TASK OBJECTIVE »
Within the data beneath, some lines may hold the word "rate". Give the number of those lines and nothing else.
+---+
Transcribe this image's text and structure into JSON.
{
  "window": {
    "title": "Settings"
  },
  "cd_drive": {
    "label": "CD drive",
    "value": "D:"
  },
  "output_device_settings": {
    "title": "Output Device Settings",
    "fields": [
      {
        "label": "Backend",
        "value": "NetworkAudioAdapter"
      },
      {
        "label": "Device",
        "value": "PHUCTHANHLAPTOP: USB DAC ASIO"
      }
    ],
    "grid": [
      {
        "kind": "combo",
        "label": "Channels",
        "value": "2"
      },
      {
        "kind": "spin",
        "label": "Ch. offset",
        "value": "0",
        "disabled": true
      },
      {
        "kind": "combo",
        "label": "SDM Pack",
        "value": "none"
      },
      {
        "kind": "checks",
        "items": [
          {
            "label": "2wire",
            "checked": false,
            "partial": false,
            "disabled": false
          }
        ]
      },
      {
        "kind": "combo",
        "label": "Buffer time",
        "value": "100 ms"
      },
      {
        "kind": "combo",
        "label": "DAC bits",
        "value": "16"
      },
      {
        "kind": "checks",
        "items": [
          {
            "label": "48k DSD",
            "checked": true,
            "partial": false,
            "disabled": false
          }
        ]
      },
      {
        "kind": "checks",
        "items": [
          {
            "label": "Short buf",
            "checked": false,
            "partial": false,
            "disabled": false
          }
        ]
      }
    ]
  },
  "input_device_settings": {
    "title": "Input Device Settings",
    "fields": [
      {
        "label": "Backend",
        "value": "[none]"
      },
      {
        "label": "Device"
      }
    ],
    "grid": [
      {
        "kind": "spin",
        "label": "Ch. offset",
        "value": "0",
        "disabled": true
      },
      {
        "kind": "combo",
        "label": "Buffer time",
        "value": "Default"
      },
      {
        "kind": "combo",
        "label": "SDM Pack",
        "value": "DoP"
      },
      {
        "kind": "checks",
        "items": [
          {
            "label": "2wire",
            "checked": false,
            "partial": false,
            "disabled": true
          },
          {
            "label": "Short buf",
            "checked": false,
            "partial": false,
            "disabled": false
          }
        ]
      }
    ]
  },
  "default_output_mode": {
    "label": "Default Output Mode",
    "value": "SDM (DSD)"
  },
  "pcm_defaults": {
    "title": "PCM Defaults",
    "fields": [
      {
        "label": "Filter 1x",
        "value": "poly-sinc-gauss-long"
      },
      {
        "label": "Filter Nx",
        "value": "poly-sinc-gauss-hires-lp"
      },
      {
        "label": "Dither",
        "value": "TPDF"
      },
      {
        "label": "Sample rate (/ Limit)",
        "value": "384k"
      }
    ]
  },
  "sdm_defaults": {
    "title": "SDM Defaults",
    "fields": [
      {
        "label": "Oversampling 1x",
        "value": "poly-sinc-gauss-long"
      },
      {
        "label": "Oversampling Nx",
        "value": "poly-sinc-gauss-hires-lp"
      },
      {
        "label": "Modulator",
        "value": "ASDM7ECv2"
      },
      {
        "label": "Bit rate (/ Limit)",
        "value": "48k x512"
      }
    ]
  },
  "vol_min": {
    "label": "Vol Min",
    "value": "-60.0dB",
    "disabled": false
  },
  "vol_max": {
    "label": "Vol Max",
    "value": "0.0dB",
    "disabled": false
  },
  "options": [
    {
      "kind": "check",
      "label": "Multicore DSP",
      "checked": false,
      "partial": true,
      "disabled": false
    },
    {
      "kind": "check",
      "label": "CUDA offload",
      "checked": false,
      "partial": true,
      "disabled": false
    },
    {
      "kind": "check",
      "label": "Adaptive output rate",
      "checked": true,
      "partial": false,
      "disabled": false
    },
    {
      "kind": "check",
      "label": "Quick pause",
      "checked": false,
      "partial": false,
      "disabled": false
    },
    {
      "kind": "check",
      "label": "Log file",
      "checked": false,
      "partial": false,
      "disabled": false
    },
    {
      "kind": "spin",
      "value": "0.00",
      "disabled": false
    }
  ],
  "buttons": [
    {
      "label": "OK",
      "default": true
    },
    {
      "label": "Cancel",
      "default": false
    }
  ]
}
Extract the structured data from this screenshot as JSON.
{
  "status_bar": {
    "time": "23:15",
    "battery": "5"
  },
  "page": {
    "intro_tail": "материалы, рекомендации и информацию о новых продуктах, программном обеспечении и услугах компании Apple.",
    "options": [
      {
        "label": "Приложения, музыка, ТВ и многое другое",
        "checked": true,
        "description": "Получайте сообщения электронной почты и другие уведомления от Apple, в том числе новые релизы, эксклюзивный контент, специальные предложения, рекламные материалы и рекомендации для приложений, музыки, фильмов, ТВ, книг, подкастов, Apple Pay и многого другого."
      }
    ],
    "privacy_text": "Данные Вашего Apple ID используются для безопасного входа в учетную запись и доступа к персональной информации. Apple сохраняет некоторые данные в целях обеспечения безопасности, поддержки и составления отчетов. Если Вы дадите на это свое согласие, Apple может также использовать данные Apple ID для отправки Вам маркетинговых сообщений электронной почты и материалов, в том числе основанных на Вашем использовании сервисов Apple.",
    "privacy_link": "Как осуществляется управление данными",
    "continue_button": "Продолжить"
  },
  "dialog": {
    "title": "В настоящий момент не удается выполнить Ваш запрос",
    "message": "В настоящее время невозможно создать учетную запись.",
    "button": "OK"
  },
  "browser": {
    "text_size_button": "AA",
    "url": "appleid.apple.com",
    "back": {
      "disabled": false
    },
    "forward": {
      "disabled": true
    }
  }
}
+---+
RESULT OF THE EXERCISE »
3